- Obtaining the consumer’s affirmative and unambiguous consent to the charge--silence does not equal consent;
- Identifying the account to be charged with specificity for the consumer to understand what account will be charged; and,
- Obtaining the consumer’s express agreement to be charged using that account.
Note: If account information is obtained during an initial telephone solicitation and that account information is used in connection with an upsell transaction, the account number will be treated as preacquired account information with respect to that upsell and the seller must obtain express informed consent before charging the account.
Free Trial Offers
In a free-to-pay conversion, in which a customer receives a product or service for a free trial period but will incur a charge at the end of the trial period unless he or she takes some affirmative action to cancel during the trial period, the Amended Rule requires that the seller obtain from the consumer during the telephone solicitation at least the last four digits of the account number to be charged and the consumer’s express agreement to be charged using that account number. The telemarketer must also make and maintain an audio recording of the entire telemarketing transaction.

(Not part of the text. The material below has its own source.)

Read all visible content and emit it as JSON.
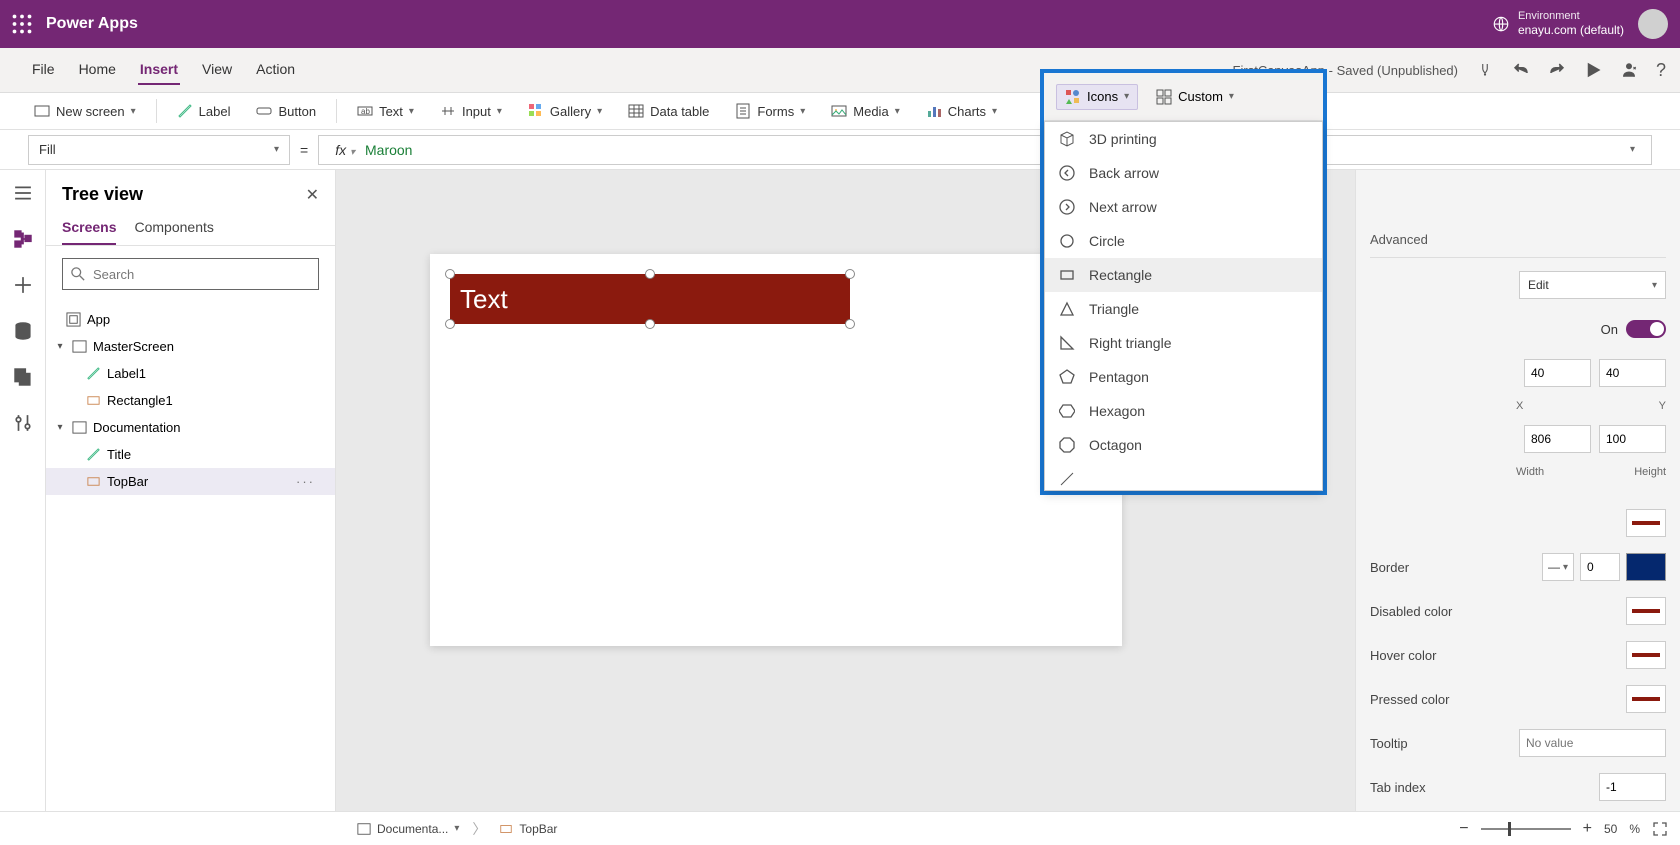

For upsells, this means that the entire upsell must be recorded. For outbound calls, the entire call must be recorded, not just the verification.
A telemarketer using free-to-pay conversion offers, traditional continuity programs, and other recurring billing arrangements such as automatic renewal or continuous service programs shall disclose all material terms of the sale, including:

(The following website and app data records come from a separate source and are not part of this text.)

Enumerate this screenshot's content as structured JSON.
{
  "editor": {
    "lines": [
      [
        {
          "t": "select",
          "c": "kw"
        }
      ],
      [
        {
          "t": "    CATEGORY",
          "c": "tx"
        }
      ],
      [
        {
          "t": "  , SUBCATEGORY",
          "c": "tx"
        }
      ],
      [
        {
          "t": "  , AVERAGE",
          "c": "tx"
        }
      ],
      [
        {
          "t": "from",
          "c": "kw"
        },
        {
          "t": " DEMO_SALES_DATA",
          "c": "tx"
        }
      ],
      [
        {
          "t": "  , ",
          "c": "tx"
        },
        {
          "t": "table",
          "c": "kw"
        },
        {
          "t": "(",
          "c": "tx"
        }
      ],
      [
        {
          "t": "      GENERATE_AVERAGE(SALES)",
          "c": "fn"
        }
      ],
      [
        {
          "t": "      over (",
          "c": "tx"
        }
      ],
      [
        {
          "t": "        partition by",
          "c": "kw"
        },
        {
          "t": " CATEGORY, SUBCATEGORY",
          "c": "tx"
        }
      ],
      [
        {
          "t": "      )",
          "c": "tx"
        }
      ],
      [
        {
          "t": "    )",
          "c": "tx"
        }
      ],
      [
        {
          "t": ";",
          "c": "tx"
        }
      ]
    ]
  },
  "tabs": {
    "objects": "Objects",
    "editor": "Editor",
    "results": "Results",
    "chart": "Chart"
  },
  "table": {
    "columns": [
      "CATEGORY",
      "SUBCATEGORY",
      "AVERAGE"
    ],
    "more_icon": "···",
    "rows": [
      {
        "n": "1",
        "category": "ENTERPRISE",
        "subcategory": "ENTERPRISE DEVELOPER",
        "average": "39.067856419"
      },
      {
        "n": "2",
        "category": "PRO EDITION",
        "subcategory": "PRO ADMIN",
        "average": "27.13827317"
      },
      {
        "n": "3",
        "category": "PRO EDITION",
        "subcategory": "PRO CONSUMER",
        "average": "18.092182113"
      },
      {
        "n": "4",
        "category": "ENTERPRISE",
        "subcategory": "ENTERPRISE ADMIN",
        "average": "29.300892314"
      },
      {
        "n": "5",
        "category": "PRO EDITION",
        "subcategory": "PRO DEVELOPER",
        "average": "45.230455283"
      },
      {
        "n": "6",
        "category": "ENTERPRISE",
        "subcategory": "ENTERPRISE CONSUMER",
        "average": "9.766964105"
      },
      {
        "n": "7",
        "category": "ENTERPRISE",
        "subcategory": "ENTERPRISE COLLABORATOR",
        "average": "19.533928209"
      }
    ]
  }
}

- the fact that the customer will be charged unless affirmative action to cancel is taken;
- the date that the charge will be submitted for payment; and,
- specific steps the consumer must take to avoid being charged
Novel Payment Methods
The Amended Rule requires express verifiable authorization for any payment method other than a credit or debit card. Express verifiable authorization can be obtained through:
- Written authorization signed by the consumer;
- Tape recorded oral authorization;
- Written confirmation of the transaction sent via first class mail. Note: written confirmation cannot be used for offers involving the use of preacquired account information and a free trial offer. Those transactions must be recorded.
Consumer Billing Information
The amended Rule expressly prohibits companies from disclosing or receiving for payment or other consideration, unencrypted consumer account information for use in telemarketing. Marketers can still obtain lists with the last four digits of the account number appended and then obtain the complete billing information after obtaining the consumer’s express informed consent to the charge. Marketers cannot sell or lease the consumer’s entire account information for use in telemarketing
The Amended Rule expressly prohibits abandoned calls, which are defined as any call in which the telemarketer does not connect the call to an operator within two seconds of the consumer’s completed greeting.
A telemarketer must:
- Employ technology to ensure abandonment of no more than three percent of all calls per day, per campaign;
- Allow the phone to ring at least four times;
- Play a recorded message with the seller’s name and telephone number if an operator is not available within 2 seconds of the consumer’s completed greeting. This message must comply with applicable federal and state laws governing the use of recorded messages; and
- Retain records demonstrating its compliance with these requirements.
Telemarketers are required to transmit their telephone number and, where made available by the telephone carrier, name to any caller ID service used by the consumer. The telemarketer may transmit any number associated with the telemarketer that allows the called consumer to identify the caller.
In addition to disclosure of the material terms of prize promotions, the telemarketer must explicitly state that any purchase or payment will not increase the person’s chances of winning.